One day Blu was racing back and forth across our refectory. Typically, he misjudged things a little, and ended up running up the long stairway. He looked around, and there he was at the top of the stairs. It sure looked like “OOPS!!” may have crossed his little face. With the next breath he headed back down almost as fast as he had come up. And, of course, it was a successful descent. I wanted to pick him up and say, “There! See? You can do stairs. Just stop thinking about it and trying so hard.”
A quotation from Ray Bradbury, that I saw at the kid’s home-school open house last night put it perfectly: “Don’t think. Thinking is the enemy of creativity. It is self-conscious and anything self-conscious is lousy. You can’t try to do things. You simply must do things.”
Little Blu had his first big reality check last week when it was time to start on a leash. As he slid and skidded across the wood floor in the Brothers’ friary in his little harness, it was obvious he had better ideas. Then, as I struggled with the little guy across the lawn on walk after walk, I found myself saying, “You can either continue to dig in your heels and be frustrated – or you can give up and enjoy this.” Then that was followed by another thought: “Whoa — Is it possible? I’m just like Blu.”

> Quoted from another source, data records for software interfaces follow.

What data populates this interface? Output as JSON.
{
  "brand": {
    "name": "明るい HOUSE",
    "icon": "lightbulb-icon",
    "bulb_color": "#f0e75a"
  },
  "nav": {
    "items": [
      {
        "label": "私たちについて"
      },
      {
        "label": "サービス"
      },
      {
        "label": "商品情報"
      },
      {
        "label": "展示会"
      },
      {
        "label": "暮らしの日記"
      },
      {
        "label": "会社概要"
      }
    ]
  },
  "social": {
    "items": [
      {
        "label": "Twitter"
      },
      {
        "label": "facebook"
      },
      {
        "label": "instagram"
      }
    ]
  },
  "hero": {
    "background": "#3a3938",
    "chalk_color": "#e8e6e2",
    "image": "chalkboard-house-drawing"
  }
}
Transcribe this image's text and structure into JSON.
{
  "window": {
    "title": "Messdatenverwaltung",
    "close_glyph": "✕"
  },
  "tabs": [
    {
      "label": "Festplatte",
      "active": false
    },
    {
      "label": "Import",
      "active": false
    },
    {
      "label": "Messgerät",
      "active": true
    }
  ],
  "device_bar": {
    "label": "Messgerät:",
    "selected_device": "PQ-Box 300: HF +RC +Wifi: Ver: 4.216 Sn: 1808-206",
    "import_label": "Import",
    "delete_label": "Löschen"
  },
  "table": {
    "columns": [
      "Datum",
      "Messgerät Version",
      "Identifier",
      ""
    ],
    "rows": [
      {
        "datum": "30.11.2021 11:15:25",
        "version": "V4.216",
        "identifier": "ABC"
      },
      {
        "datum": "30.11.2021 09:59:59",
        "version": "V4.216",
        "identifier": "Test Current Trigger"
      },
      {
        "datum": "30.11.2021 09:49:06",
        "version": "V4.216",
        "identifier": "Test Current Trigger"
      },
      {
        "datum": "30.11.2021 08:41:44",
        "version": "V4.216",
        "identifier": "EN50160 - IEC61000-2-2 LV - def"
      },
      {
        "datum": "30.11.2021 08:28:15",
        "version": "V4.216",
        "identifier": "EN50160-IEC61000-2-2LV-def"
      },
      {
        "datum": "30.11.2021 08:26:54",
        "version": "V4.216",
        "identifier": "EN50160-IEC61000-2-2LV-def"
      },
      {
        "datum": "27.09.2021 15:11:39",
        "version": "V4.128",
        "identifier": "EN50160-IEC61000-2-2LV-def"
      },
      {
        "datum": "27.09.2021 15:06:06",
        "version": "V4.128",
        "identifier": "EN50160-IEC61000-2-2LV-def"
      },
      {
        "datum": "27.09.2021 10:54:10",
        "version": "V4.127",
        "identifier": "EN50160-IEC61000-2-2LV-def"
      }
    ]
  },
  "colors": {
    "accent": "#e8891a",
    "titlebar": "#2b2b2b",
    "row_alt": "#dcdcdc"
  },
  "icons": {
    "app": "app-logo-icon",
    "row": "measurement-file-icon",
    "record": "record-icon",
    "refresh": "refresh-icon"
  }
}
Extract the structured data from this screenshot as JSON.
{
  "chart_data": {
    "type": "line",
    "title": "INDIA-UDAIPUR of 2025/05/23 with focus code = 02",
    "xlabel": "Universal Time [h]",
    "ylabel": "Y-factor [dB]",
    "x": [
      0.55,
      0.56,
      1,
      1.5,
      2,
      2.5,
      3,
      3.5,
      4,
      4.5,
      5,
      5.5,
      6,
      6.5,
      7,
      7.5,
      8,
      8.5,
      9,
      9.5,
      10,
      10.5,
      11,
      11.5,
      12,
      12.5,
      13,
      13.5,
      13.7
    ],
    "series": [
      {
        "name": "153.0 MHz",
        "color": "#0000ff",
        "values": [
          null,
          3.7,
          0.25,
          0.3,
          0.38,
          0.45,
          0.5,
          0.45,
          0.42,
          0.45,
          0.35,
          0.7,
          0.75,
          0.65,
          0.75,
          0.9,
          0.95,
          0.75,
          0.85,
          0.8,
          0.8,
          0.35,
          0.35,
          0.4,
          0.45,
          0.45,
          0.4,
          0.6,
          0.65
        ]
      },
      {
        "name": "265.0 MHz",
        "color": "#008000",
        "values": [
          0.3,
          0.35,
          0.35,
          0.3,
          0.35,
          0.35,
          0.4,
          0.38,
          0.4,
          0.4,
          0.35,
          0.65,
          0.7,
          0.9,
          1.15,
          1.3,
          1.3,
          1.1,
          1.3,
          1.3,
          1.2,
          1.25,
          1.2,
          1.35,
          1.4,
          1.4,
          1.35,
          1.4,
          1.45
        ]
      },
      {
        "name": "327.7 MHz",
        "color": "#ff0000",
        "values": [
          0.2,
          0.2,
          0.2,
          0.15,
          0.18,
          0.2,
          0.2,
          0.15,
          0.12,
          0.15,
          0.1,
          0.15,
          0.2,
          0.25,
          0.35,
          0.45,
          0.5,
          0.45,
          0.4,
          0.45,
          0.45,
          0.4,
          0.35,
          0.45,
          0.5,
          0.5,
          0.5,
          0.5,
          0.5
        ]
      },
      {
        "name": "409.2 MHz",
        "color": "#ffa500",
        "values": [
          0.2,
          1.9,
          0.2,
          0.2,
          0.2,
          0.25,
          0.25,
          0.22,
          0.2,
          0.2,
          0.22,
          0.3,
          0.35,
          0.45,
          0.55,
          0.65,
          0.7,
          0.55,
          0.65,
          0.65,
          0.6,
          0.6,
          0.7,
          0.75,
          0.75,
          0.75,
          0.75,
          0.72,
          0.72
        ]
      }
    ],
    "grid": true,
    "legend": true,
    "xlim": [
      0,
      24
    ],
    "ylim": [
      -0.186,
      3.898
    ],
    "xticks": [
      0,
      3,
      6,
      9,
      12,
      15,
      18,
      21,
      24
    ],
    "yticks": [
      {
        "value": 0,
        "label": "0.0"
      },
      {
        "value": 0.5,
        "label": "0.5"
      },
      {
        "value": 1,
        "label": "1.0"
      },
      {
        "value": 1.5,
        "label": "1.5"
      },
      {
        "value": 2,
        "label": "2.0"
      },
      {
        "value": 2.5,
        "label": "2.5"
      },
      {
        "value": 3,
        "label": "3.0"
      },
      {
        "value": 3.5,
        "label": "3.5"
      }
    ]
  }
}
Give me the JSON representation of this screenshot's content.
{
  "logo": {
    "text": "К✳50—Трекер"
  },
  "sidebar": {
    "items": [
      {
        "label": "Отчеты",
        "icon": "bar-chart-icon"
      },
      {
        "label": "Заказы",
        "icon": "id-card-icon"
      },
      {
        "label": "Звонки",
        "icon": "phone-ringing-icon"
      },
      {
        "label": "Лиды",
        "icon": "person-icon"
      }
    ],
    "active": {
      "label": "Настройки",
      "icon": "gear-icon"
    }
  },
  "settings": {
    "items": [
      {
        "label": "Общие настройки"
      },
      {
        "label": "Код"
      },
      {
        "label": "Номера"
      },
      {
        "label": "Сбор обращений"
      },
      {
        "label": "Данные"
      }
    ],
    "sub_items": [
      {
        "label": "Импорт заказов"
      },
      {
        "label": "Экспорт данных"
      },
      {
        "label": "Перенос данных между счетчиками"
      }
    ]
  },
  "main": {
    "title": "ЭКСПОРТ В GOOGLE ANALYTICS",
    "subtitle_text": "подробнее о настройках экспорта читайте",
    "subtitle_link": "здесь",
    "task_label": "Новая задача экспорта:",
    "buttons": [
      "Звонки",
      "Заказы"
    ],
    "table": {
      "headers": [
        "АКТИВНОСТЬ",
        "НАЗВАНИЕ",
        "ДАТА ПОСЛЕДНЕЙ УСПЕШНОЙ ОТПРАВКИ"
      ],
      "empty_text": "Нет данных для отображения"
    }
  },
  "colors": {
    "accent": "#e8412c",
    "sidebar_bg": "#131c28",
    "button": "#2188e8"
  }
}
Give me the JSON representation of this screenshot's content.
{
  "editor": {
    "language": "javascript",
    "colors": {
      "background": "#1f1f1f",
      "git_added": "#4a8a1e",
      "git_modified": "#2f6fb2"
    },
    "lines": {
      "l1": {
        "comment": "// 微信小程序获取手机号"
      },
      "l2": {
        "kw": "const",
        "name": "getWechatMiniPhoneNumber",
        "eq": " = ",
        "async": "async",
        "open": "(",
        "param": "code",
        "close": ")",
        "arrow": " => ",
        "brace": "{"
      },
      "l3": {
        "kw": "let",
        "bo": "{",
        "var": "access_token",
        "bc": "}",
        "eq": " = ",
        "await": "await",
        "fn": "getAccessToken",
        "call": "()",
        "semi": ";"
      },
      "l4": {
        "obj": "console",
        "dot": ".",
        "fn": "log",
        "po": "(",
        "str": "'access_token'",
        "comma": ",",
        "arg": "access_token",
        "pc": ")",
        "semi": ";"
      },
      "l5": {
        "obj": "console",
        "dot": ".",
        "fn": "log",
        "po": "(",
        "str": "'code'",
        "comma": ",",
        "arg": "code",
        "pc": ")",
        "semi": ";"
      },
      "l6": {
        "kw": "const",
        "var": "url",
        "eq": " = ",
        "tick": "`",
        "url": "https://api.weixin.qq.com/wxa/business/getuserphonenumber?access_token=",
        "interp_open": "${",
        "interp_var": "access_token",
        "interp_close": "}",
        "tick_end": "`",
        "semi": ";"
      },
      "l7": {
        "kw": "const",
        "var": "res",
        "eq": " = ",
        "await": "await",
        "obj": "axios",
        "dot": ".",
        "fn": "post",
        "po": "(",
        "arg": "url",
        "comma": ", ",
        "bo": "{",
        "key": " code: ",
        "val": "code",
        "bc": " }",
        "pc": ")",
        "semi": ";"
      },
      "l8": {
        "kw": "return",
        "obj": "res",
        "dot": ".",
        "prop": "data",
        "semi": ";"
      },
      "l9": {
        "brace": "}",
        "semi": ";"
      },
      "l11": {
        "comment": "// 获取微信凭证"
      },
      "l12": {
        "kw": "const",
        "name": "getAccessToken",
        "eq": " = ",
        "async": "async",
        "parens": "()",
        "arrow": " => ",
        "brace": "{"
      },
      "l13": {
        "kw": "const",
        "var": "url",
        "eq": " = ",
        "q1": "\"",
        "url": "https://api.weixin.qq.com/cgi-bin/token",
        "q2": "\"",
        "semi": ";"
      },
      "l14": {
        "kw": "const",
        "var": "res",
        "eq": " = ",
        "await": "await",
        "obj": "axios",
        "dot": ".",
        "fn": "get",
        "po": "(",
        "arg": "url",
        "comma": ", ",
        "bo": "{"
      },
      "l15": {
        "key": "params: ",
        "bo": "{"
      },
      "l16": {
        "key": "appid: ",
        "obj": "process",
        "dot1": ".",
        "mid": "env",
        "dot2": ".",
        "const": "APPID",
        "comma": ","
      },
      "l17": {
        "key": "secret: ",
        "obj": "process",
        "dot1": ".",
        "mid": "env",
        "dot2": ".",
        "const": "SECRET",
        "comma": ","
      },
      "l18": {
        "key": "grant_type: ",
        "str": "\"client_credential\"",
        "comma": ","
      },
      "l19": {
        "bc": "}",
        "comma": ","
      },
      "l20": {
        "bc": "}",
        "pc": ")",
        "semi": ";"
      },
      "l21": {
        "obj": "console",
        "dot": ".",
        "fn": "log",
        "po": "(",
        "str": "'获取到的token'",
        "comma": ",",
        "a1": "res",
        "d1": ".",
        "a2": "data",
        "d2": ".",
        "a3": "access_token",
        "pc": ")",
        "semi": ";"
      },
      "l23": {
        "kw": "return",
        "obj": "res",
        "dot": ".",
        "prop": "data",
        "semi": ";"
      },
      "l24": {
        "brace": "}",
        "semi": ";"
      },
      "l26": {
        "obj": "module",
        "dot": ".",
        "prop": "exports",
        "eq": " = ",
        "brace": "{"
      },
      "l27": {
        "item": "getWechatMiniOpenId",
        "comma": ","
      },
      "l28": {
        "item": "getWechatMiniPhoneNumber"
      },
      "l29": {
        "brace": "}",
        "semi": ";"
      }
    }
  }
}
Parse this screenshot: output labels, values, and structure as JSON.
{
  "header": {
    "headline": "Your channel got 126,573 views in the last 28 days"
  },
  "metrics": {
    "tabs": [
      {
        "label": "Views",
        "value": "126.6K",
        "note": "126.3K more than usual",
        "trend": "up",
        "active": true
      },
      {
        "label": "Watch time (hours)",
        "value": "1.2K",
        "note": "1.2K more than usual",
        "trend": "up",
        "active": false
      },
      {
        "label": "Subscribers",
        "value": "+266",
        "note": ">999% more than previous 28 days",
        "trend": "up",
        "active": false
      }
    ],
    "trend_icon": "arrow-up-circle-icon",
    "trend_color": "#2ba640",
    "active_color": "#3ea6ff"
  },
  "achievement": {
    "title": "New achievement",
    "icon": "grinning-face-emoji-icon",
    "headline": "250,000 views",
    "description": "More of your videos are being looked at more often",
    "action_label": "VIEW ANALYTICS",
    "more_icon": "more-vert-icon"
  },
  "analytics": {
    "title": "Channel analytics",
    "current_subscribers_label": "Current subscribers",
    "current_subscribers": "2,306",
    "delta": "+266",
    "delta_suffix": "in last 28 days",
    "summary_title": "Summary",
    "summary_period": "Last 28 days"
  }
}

Meet Blu, the Brother’s 9 week-old Lab who mostly plays, eats, sleeps – and chews! He adores his new buddy, Hunter, our five year-old New Brunswick Duck Toller. He’s made a seamless adjustment from his litter to our much bigger pack of 26 brothers at the Friary. So far, he’s never met a person he wasn’t thrilled about, and everything about life is new, exciting and perfect.